A superb sweeping road passes the sinister radar installations at Fylingdales to Pickering at breakfast time. Another fine town, and it proves that practically anywhere these days you can find an independent hipster coffee shop with distressed industrial furniture. The espresso at Klarneins is fabulous. None of your over-extracted coffee chain bitterness, just perfect body and a lovely orange peel tang. The eggs florentine are pretty darned fine too.
The York bypass and M1 get us southward. After a couple of days the Astra’s interior is making sense. It’s obvious the screens and controls are Peugeot underneath, but Vauxhall interface designers threw out some of the flourishes, kept it deliberately ordinary, and ended up with something useful and easy to fathom. This Ultimate spec has a head-up display but there’s no need because you can easily subdivide and arrange demarcation among the other screens for navigation, entertainment and trip computer – which by the way can report 45mpg on the motorway and 30-plus in the hills. The Astra feels mercifully less bulky than a crossover but its back seat is more cramped than some rival hatches, so if you were sitting there for long you might feel aggrieved. I haven’t heard my bike moaning.
A walk now. Mam Tor and beyond is one of the best yet most accessible routes in the Derbyshire Peaks. You can park right near the base and in five minutes be at the trig-point apex, where a sharp ridge opens before you. That’s an easy stroll – the National Trust has put stone slabs down over most of its length – but the view’s exceptional. It’s like being hoisted by a drone. To your left, a ring of hills cradles the green patch of Edale. Plunging down to the right are the lusher fields of the Hope Valley, where the Marsden family’s cows are ruminating on their last autumn bite of grass.
Their milk goes into homemade ice cream that’s sold right there in the farmyard and tastes wholly superb. We proceed to overdo it by getting each of our cones three scoops high. Then, in a manoeuvre like the docking of the ISS, we mate them end-to-end and gingerly remove the upper inverted cone for a vertical straight-six. Huzzah. In all honesty though, this overabundance goes against the spirit of our trip.
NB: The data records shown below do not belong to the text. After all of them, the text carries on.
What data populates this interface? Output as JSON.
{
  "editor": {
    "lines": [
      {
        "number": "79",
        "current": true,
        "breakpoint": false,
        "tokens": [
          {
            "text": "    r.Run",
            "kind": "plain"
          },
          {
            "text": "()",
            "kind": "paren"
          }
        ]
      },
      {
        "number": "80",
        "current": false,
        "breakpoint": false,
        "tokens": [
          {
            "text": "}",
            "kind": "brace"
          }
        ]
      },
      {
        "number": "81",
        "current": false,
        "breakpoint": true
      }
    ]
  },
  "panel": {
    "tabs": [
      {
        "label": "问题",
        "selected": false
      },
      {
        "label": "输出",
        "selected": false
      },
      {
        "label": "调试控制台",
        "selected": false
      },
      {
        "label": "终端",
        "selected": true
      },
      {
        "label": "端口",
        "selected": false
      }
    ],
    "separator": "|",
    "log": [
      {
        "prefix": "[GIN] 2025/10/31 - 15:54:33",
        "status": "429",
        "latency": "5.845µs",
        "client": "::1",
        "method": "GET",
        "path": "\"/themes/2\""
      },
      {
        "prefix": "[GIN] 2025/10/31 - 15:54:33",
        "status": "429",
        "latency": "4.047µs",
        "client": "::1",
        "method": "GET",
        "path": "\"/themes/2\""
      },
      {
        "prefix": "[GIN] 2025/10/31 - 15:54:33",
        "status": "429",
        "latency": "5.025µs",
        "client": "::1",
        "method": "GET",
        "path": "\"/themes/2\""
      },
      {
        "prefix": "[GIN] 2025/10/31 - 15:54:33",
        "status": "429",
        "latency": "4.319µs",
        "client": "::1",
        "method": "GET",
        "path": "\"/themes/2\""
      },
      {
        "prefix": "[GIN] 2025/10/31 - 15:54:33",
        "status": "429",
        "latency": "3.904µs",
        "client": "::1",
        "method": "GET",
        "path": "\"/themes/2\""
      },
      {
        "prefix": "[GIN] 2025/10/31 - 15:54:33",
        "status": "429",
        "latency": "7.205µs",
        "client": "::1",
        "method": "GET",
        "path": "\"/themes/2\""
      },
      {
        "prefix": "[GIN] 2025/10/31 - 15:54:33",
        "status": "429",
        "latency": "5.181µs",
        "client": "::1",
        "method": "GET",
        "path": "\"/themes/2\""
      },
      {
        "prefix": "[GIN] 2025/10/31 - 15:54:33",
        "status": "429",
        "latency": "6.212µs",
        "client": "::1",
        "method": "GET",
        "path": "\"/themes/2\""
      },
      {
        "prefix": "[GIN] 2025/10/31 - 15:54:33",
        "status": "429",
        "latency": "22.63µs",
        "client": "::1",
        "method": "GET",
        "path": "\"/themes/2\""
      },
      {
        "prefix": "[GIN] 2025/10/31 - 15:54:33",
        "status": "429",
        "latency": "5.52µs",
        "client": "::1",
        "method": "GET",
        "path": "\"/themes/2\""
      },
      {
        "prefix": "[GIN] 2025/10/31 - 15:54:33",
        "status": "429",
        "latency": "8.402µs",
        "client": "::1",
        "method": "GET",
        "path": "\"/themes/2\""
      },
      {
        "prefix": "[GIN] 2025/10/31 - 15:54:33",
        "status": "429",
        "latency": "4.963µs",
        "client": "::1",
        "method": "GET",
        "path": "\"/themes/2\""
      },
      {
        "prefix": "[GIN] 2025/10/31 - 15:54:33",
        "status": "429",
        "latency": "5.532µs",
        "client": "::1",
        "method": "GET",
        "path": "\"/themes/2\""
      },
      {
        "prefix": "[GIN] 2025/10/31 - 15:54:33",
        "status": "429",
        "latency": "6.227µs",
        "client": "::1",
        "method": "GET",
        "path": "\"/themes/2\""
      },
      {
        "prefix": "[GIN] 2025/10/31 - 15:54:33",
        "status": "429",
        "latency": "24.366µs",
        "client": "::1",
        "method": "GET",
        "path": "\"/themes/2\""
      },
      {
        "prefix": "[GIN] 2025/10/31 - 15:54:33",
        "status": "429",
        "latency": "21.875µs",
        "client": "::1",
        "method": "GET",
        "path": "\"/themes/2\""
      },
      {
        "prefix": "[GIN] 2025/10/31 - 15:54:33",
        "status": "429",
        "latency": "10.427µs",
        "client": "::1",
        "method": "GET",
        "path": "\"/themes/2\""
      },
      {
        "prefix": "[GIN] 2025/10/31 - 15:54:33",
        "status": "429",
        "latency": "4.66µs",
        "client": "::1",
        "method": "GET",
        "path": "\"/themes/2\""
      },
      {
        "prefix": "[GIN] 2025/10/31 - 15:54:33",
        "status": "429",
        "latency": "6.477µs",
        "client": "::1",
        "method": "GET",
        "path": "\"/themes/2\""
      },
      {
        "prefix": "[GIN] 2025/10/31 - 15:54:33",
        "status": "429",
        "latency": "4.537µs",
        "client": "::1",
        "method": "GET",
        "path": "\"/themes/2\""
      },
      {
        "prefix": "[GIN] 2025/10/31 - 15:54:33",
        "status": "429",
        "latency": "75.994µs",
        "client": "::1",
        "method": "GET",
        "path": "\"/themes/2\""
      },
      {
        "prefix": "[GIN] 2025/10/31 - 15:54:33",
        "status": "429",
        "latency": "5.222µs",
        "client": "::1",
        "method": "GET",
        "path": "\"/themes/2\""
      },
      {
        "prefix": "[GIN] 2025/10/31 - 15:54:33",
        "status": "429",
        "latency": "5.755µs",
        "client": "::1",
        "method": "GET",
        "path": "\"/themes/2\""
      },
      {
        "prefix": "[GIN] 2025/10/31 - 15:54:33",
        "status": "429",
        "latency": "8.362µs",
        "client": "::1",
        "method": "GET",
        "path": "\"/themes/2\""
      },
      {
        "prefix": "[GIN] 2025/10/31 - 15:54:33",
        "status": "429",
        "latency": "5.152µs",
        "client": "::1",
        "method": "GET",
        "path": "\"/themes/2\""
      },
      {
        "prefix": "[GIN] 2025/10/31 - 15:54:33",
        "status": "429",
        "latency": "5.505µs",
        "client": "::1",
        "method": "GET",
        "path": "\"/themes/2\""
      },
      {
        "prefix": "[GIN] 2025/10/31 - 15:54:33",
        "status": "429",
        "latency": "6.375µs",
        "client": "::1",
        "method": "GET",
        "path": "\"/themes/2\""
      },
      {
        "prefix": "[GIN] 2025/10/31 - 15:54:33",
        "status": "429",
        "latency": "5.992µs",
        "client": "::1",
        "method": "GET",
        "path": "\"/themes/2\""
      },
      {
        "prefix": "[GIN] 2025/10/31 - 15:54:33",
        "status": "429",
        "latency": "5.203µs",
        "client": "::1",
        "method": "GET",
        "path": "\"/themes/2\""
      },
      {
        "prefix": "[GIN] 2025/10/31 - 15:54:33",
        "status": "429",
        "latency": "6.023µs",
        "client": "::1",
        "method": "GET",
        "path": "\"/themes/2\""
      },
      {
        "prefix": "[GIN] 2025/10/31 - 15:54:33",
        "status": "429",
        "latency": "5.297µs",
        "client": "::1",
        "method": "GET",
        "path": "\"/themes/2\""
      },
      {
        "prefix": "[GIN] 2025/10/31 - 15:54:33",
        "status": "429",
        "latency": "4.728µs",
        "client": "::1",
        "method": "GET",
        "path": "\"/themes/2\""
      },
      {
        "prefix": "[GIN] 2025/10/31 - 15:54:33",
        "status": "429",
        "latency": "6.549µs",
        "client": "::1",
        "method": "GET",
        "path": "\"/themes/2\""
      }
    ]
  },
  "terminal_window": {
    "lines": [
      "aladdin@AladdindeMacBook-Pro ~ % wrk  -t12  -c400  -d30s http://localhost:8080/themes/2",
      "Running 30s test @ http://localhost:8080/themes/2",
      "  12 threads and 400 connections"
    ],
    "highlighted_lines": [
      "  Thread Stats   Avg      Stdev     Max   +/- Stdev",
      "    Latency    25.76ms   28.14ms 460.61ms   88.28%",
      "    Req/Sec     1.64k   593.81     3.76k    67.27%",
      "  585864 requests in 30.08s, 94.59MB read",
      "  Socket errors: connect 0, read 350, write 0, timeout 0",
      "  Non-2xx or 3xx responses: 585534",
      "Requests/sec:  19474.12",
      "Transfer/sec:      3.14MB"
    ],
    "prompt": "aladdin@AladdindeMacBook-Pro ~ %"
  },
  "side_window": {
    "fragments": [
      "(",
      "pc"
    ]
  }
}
Extravagant Instagrammable locations and activities are all very well. But the dignity of what is modest, well crafted and ordinary, more now than for years, has a lot more to be said for it.
Ordinary cars fascinate me. They’re the hardest of all to design and engineer, because every penny is counted, every last gram of CO2 matters, every millimetre of space is measured, and faults are unforgivingly exposed by the brutalities of daily use. The best of them meet those boring goals while being more desirable than the next company’s product that was built to exactly the same parameters. Among last year’s, that has been best achieved by the Astra.
Most of all, ordinary cars are the ones that are woven into our memories. They make accessible our best journeys, people, places and roads. They’re the cars of our lives and for that we cherish them.